Robert and I went to a salmon hatchery recently to watch the salmon jumping the fish ladders on their way to spawn.  To refresh your high school biology lessons; salmon start their lives in freshwater, move to the saltwater of the sea, and then return home to the freshwater to lay their eggs and start the next generation off.  To get back to their birthplace the salmon must swim upstream and battle the elements going against the flow of natural water ways.  At salmon hatcheries, fish ladders are set up imitate the upstream battle.  To quote Wikipedia, “Most fishways enable fish to pass around the barriers by swimming and leaping up a series of relatively low steps (hence the term ladder) into the waters on the other side.”

Watching the salmon force their way up the ladder and sometimes failing was a challenging lesson for me when thinking about the job market in this economy.  But what showed the salmons’ strength best was their persistence.  These salmon jump and jump and jump, and at best make it up one “relatively low step” at a time slowly, very slowly.  How similar is that to a recent grad (be it high school, college, grad school, etc.) who is on their way to success and showing persistence, even if it’s slow growth at low steps, one by one?

Even if the recent grad feels like their failing since they’re not getting their dream job straight out of school or even 2-5 years later, in the eyes of outsiders their persistence shows they’re never failing.  Instead, they’re moving up their own sort of fish ladder one step at a time and well on their way to their goal!
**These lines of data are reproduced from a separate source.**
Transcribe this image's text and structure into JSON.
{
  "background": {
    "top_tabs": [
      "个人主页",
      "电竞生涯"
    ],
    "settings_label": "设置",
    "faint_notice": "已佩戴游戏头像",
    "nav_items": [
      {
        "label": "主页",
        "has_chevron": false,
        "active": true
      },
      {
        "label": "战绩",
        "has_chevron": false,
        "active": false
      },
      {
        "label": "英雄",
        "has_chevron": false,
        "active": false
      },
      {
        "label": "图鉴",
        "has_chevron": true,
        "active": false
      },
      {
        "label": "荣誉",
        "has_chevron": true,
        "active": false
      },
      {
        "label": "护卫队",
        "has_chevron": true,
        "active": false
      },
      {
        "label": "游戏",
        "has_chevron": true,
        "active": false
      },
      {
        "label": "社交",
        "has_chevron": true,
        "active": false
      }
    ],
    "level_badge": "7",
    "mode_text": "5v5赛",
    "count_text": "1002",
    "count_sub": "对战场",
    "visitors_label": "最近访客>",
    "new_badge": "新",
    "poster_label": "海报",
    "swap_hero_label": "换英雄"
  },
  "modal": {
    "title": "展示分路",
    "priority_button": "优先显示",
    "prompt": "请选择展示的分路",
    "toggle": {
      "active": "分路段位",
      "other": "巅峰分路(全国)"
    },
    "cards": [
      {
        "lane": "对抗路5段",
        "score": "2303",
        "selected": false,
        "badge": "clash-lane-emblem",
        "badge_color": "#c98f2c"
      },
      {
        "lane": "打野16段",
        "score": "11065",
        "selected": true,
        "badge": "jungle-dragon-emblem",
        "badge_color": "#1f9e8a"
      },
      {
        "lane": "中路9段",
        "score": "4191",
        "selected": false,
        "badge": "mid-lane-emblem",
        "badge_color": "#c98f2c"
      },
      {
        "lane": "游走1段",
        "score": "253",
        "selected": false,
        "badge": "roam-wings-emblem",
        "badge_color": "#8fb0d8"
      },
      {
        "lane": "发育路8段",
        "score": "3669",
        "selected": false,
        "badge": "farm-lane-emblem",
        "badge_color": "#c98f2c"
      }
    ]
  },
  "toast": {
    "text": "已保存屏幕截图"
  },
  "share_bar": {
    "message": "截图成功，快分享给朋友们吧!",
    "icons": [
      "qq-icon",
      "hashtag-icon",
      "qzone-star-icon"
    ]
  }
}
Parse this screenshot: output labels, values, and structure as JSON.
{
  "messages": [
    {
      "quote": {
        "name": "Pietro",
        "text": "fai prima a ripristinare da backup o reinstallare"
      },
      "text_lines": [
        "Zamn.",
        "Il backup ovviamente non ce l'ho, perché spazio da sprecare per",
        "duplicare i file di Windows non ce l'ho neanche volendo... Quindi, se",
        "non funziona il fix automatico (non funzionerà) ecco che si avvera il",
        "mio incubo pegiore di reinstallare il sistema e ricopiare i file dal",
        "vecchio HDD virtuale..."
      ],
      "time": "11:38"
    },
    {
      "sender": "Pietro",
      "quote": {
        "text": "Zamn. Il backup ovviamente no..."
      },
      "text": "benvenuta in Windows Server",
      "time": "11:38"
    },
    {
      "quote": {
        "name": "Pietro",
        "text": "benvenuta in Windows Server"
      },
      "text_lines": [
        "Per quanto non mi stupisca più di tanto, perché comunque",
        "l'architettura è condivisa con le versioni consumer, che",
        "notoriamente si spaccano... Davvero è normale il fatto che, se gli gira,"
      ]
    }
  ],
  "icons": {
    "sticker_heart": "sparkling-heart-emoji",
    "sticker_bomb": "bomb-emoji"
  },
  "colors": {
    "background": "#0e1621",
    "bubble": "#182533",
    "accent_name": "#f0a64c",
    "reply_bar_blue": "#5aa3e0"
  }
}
The economy hasn’t made it easy.  Since finishing graduate school, I have spent what totals to one full year without work, and was on unemployment for five of those months.  I have worked temporary jobs, contract jobs, part-time jobs, seasonal work, and been without insurance most of the time.  My longest job since graduate school was only 14 months so far.  I’m still on the lookout for great internships, even unpaid. But still I am working or at least trying to work towards my own personal goals.  I am still climbing my own fish ladder slowly but surely.

Two of my favorite bloggers recently detailed all the jobs they have worked and now that one is a therapist and one is a professional financial blogger, the old jobs seem funny.  And yet, each job slowly taught them new skills that led to them meeting their career goals.  Check out their personal career stories and foibles here at  and

To Keep Climbing Your Fish Ladder

  1. Tell everyone you know that you’re looking for work. Use Facebook, email, LinkedIn, etc to stay connected, up to date, and on the lookout.  For example, my mother-in-law connected me with my last job.
  2. Work hard at whatever job you have for that season.
  3. Stay up to date and always be learning.  Your resume and cover letter are only the first step. Put more work into developing yourself than developing papers/email that usually only screeners view.  If you’ve been unemployed for a while or even underemployed take time to develop yourself.  Interviewers want to know how you learned customer service skills at Party City seasonal work, not that you finished every video game in your house.
  4. Watch your bitterness.  It’s okay to complain to friends privately, but those offering jobs don’t want to hear it.  You’re not the only person affected by the economy.  And if they can find bitterness even on your social media outlets, they don’t see a willing, confident, and able worker.
  5. Just keep swimming, just keep swimming as Dory of Finding Nemo would say.  You’re in the fish ladder, keep jumping and swimming and moving forward!